While the charges brought against Lai were reportedly related to lease violations, his prosecution has been due in large part to his role as one of Hong Kong’s most outspoken advocates for democracy. The 74-year-old Lai is already in prison for participating in unauthorized assemblies during the 2019 wave of pro-democracy protests throughout the country, in addition to a 2020 vigil for the victims of the 1989 Tiananmen Square Massacre.
After the 2020 protests, Beijing imposed the NSL, which circumvented the authority of the Hong Kong legislature and cemented the CCP’s ability to prosecute dissenters and democracy advocates directly from Beijing in a massive blow to the “one country, two systems” framework that had governed Hong Kong since 1997. Under the new law, Lai faces a potential life sentence; he plans to appeal the charges.
Lai faces a December trial on charges of “colluding with foreign forces” and producing “seditious publications.” Lai, a prominent fashion and media entrepreneur, published the pro-democracy publication Apple Daily, which gained wide readership throughout Hong Kong before its assets were frozen in 2021.
Lai’s pro-democracy stance and criticism of China’s communist governance has brought him to the attention of Western political media as well as U.S. government officials. In 2019, Lai met with U.S. politicians including Vice President Mike Pence, Secretary of State Mike Pompeo, and House Speaker Nancy Pelosi to discuss the growing pro-democracy movement in Hong Kong. Pelosi later tweeted photos of herself meeting with Hong Kong activists, pledging her “full support and admiration” for the country’s democracy advocates.
In addition to political attention, Lai’s work and imprisonment have gained the attention of human rights organizations worldwide. Lai has received awards from Reporters Without Borders, the Committee to Protect Journalists, and the World Association of Newspapers and Publishers, as well as a Nobel Prize nomination, an honorary degree from the Catholic University of America, and the Acton Institute’s Faith and Freedom Award. Lai’s story is one of extraordinary resilience in the face of tremendous odds; China was listed as the worst jailer of journalists in 2021, and all proceedings thus far indicate that their intention is to make an example out of Lai and his fellow dissenters as a warning to other critics of Xi Jinping and the communist regime. Despite all this, Lai seems unshakable in his resolve.
“Hong Kong’s situation is increasingly chilling,” he wrote from jail in 2021. “The era is falling apart before us and it is time for us to stand tall and keep our heads high.”

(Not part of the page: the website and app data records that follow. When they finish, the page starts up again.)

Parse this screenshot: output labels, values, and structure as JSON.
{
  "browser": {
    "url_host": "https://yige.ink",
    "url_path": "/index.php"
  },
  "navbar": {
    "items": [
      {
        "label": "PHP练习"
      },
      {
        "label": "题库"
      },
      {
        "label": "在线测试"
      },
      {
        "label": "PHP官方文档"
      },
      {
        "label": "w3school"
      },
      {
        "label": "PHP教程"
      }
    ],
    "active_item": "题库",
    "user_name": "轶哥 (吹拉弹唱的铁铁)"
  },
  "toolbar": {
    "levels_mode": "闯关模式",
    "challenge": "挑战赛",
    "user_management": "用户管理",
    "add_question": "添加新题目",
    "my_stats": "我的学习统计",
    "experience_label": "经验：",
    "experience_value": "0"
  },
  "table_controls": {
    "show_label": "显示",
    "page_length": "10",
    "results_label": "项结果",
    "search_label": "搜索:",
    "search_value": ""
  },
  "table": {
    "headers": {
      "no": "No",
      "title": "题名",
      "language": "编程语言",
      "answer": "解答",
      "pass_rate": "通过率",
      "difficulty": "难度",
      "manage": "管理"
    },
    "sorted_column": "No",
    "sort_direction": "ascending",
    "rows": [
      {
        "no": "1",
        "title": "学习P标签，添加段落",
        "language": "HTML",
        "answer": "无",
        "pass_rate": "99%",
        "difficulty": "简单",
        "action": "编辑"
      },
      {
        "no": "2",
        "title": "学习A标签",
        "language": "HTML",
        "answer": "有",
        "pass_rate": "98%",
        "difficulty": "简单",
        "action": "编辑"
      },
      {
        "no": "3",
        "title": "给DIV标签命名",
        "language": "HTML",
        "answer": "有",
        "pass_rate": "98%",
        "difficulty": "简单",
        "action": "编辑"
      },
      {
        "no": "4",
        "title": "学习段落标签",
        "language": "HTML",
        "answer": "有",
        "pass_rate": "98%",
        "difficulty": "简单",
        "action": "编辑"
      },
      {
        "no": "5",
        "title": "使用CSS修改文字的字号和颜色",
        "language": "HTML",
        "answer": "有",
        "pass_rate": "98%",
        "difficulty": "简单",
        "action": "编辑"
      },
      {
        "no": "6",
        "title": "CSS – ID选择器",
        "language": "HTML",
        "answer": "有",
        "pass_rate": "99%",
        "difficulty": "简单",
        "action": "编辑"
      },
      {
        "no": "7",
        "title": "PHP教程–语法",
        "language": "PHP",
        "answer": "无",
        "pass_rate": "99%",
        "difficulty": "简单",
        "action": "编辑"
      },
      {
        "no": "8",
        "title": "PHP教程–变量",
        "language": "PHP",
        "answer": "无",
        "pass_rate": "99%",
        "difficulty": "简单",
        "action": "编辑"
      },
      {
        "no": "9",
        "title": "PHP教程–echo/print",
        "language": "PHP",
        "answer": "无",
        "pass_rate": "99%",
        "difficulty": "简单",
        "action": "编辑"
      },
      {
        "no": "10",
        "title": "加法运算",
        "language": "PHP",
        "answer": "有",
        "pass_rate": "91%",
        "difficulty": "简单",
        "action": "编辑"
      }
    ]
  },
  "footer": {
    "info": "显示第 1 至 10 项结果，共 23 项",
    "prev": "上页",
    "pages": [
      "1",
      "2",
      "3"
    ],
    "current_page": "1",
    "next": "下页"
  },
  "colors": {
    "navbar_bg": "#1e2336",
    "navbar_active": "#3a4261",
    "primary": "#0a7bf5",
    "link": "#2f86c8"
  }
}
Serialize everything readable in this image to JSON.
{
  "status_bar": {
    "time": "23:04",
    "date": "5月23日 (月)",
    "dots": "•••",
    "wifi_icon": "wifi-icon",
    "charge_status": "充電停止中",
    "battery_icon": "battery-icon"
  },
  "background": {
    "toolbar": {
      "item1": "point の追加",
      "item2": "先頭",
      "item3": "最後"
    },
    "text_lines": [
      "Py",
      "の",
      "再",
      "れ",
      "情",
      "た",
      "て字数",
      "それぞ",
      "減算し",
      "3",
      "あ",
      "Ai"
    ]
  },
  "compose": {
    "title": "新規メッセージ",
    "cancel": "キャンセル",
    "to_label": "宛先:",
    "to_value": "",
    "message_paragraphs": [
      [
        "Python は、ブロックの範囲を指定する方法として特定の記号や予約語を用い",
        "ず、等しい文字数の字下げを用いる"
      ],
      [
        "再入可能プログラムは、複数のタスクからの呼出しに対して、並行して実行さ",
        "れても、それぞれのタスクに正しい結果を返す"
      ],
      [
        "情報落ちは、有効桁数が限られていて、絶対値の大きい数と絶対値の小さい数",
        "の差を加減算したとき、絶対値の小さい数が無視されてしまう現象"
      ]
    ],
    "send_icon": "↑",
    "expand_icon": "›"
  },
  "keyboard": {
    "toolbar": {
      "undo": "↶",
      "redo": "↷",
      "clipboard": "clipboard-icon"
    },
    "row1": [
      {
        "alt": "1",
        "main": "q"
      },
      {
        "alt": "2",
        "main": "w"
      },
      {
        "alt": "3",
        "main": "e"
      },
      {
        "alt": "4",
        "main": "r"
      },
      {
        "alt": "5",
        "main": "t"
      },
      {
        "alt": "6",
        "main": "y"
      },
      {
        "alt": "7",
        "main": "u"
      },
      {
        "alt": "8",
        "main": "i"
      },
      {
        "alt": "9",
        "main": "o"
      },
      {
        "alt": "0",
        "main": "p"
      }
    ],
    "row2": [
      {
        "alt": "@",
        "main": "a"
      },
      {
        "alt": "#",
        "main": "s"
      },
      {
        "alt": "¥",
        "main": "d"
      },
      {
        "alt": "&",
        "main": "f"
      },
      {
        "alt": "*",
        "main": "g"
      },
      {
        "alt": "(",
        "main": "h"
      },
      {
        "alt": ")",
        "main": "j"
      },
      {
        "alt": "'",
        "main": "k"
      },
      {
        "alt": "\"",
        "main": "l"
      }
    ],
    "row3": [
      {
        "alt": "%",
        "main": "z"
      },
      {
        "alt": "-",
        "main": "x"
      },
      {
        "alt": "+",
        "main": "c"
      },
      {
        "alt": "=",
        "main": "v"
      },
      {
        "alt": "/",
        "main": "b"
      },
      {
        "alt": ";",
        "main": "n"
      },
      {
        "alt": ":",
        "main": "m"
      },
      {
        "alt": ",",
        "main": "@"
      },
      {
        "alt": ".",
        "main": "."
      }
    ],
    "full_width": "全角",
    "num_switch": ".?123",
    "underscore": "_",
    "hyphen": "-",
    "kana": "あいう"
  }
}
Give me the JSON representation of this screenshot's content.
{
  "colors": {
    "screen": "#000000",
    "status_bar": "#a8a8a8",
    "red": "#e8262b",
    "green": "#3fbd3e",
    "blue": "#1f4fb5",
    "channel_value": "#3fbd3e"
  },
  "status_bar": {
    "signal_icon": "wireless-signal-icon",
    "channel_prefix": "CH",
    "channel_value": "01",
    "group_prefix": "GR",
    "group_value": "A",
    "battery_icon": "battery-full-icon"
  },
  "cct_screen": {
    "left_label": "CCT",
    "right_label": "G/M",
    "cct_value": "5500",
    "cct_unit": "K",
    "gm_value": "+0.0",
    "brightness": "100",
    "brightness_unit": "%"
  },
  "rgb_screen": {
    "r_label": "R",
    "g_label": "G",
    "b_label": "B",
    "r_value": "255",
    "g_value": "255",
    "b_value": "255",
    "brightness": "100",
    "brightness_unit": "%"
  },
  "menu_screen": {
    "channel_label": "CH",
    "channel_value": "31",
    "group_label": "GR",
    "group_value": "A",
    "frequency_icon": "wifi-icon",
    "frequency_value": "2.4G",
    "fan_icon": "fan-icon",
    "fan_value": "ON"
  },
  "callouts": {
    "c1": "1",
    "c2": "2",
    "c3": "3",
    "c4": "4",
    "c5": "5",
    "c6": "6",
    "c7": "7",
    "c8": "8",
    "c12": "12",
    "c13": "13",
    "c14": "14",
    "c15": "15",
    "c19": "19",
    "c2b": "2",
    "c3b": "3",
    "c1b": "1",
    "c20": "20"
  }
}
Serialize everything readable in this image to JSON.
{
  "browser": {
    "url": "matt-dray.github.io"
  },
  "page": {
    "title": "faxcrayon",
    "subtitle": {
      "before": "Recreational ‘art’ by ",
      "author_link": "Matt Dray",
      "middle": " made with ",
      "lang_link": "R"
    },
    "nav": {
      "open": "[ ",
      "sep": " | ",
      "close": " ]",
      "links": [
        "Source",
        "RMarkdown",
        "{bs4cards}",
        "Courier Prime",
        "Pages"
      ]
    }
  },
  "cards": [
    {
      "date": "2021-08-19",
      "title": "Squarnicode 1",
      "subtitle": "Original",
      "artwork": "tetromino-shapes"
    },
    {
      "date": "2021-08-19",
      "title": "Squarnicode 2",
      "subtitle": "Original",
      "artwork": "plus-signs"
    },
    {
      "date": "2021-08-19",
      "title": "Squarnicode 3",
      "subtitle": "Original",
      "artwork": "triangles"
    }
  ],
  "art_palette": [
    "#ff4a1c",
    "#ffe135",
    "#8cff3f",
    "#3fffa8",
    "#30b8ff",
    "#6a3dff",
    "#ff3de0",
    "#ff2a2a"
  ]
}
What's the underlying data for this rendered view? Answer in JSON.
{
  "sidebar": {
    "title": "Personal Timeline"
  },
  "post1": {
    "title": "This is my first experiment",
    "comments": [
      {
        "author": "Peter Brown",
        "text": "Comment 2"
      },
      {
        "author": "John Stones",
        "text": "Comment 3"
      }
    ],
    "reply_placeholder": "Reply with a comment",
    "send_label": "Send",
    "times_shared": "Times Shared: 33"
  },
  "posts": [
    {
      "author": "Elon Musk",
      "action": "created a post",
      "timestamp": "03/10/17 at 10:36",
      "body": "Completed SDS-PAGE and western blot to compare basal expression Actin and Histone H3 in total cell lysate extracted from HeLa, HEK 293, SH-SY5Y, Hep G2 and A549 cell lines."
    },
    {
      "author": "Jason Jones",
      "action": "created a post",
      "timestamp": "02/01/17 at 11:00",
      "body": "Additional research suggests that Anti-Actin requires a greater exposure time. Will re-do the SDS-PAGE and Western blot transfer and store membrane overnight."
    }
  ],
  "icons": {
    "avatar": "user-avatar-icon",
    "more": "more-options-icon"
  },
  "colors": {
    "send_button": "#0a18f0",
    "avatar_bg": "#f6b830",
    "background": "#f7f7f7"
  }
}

The Hong Konger, the Acton Institute’s new documentary, tells the story of Jimmy Lai’s heroic struggle against authoritarian Beijing and its erosion of human rights in Hong Kong. It is currently being screening in cities around the world.